Now answering the call of duty in a full-time capacity, Drayton Bussiere has been appointed by the Lacombe Fire Department (LFD) as the new deputy fire chief.
Although he is not a necessarily a new face, nor is the title new, Bussiere will be fulfilling his role in a capacity that will allow for more hands-on training and development opportunities.
Bussiere said his role as deputy chief was previously filled by himself in a volunteer capacity. “The biggest thing that will change is just the amount of time that I can put into the position,” he said. “It’s really going to be good because the bulk of my work is around training and that’s a pretty deep job and it’s difficult to do it to capacity that I would like to as a volunteer. I’m am really excited about that because I can actually put in the time that that type of work deserves.”
Bussiere started in this new capacity on Aug. 1st, which marks almost 11 years of service to the LFD. He began his career as a high school work experience student in 2004.
“It’s always just something I’ve been interested in,” he said of the reason why he initially joined the department. “I’ve always kind of thought about it. Actually, I had a friend that joined a few months before I did. We talked about it a lot and then there was an opening for a work experience student so I thought I would try it. I’ve never looked back.”
Bussiere has held many different roles throughout the decade, working his way up from a work experience student to firefighter.
“From there I moved on to a lieutenant role on crew four, which is kind of an intermediate management role,” he said. He worked under two different captains and eventually a vacancy opened up, which prompted Bussiere’s promotion to the captain position, followed by deputy chief.
Throughout his progression through the basic fire ground roles, Bussiere has also filled other LFD roles including recruitment officer.
“I was one of two recruitment officers for quite a few years through the majority of my time as lieutenant and some as a captain,” he said.
As a recruitment officer, Bussiere and his fellow officer, developed the present day recruitment program for the LFD.
“Before we designed the program, it was just a check sheet and you kind of joined when you could and went through the sheet before you started going on calls,” he said.
They took that recruitment checklist and built a basic firefighting training program around it, which is now a six-week program for new recruits that includes one evening a week for training and some weekend time slots.
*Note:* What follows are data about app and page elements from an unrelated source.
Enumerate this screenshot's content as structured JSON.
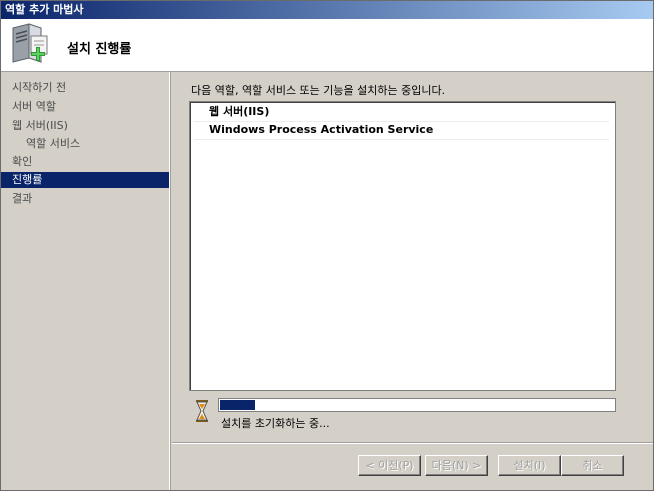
{
  "window": {
    "title": "역할 추가 마법사"
  },
  "header": {
    "title": "설치 진행률",
    "icon": "server-add-icon"
  },
  "sidebar": {
    "items": [
      {
        "label": "시작하기 전",
        "active": false,
        "sub": false
      },
      {
        "label": "서버 역할",
        "active": false,
        "sub": false
      },
      {
        "label": "웹 서버(IIS)",
        "active": false,
        "sub": false
      },
      {
        "label": "역할 서비스",
        "active": false,
        "sub": true
      },
      {
        "label": "확인",
        "active": false,
        "sub": false
      },
      {
        "label": "진행률",
        "active": true,
        "sub": false
      },
      {
        "label": "결과",
        "active": false,
        "sub": false
      }
    ]
  },
  "main": {
    "intro": "다음 역할, 역할 서비스 또는 기능을 설치하는 중입니다.",
    "items": [
      {
        "label": "웹 서버(IIS)"
      },
      {
        "label": "Windows Process Activation Service"
      }
    ],
    "progress": {
      "fraction": 0.09
    },
    "status": "설치를 초기화하는 중..."
  },
  "buttons": {
    "prev": "< 이전(P)",
    "next": "다음(N) >",
    "install": "설치(I)",
    "cancel": "취소"
  },
  "colors": {
    "accent": "#0a246a",
    "titlebar_end": "#a6caf0",
    "dialog_bg": "#d4d0c8"
  }
}
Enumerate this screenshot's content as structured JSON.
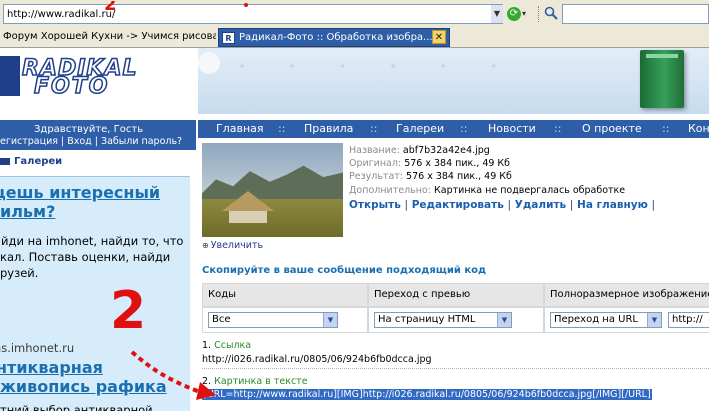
{
  "browser": {
    "address": "http://www.radikal.ru/",
    "tabs": [
      {
        "label": "Форум Хорошей Кухни -> Учимся рисова..."
      },
      {
        "label": "Радикал-Фото :: Обработка изобра..."
      }
    ],
    "tab_favicon": "R",
    "close_glyph": "✕",
    "go_glyph": "⟳"
  },
  "annotation": {
    "number": "2"
  },
  "header": {
    "logo_top": "RADIKAL",
    "logo_bottom": "FOTO"
  },
  "sidebar": {
    "greeting": "Здравствуйте, Гость",
    "auth_links": "егистрация | Вход | Забыли пароль?",
    "gallery_link": "Галереи",
    "promo": {
      "title": "щешь интересный ильм?",
      "text": "айди на imhonet, найди то, что кал. Поставь оценки, найди рузей.",
      "site": "ms.imhonet.ru"
    },
    "promo2": {
      "title": "нтикварная живопись рафика",
      "text": "тний выбор антикварной"
    }
  },
  "nav": {
    "items": [
      "Главная",
      "Правила",
      "Галереи",
      "Новости",
      "О проекте",
      "Кон"
    ],
    "separator": "::"
  },
  "image_info": {
    "name_label": "Название:",
    "name_value": "abf7b32a42e4.jpg",
    "orig_label": "Оригинал:",
    "orig_value": "576 x 384 пик., 49 Кб",
    "result_label": "Результат:",
    "result_value": "576 x 384 пик., 49 Кб",
    "extra_label": "Дополнительно:",
    "extra_value": "Картинка не подвергалась обработке",
    "actions": [
      "Открыть",
      "Редактировать",
      "Удалить",
      "На главную"
    ],
    "action_sep": "|",
    "enlarge": "Увеличить"
  },
  "copy_section": {
    "heading": "Скопируйте в ваше сообщение подходящий код",
    "columns": [
      "Коды",
      "Переход с превью",
      "Полноразмерное изображение"
    ],
    "select_codes": "Все",
    "select_preview": "На страницу HTML",
    "select_full": "Переход на URL",
    "url_field": "http://",
    "links": [
      {
        "num": "1.",
        "label": "Ссылка",
        "value": "http://i026.radikal.ru/0805/06/924b6fb0dcca.jpg"
      },
      {
        "num": "2.",
        "label": "Картинка в тексте",
        "value": "[URL=http://www.radikal.ru][IMG]http://i026.radikal.ru/0805/06/924b6fb0dcca.jpg[/IMG][/URL]"
      }
    ]
  },
  "colors": {
    "nav_blue": "#2f5ea8",
    "link_blue": "#1a5fb0",
    "annotation_red": "#e01010",
    "label_green": "#2a8a2a"
  },
  "icons": [
    "go-icon",
    "search-icon",
    "close-icon",
    "dropdown-arrow-icon",
    "magnifier-icon"
  ]
}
“When you are done that program, you get a radio and can start going on calls,” he said.
Bussiere has been highly-involved in the training aspect of things from the beginning of his career, which includes not only training new firefighters but also physically recruiting new members.
“I’ve been helping out delivering Monday night practice training for a quite a few years as well,” he added.
Through his journey, Bussiere has also achieved quite a bit of formal firefighter training including certification as a professional firefighter (NFPA 1001), truck engineer, fire instructor and a certificate in fire service leadership.
Bussiere and LFD Chief Ed van Delden are the sole full-time employees of the LFD, which currently includes 35 members. The LFD can accommodate a maximum of 44 firefighters, so the department is accepting new applications, depending on availability.
“I always say we are always looking for more volunteers,” said Bussiere.
A new recruitment class will not be held until next spring, allowing the LFD to train the newest recruits. However, there are two openings in the high school work experience program, the same program Bussiere started out in.
“There is some opportunity there,” he said. “To become an actual in service member you do need to be 18.”
In his new capacity, Bussiere has a few targets he would like to meet.
“The biggest goal I would say for a training chief is to give the community the best firefighters we can give,” he said. “That’s one of the things that’s exciting to me about this role is that there are lots of different ways to do that.”
One of the goals is to get more of the LFD members into the 1001 level training and preparing the officers for the future.
“I’m excited about what improvements might be possible with Drayton, given the leadership and commitment he has shown in the past,” said van Delden. “Please join me in congratulating Drayton in this new capacity.”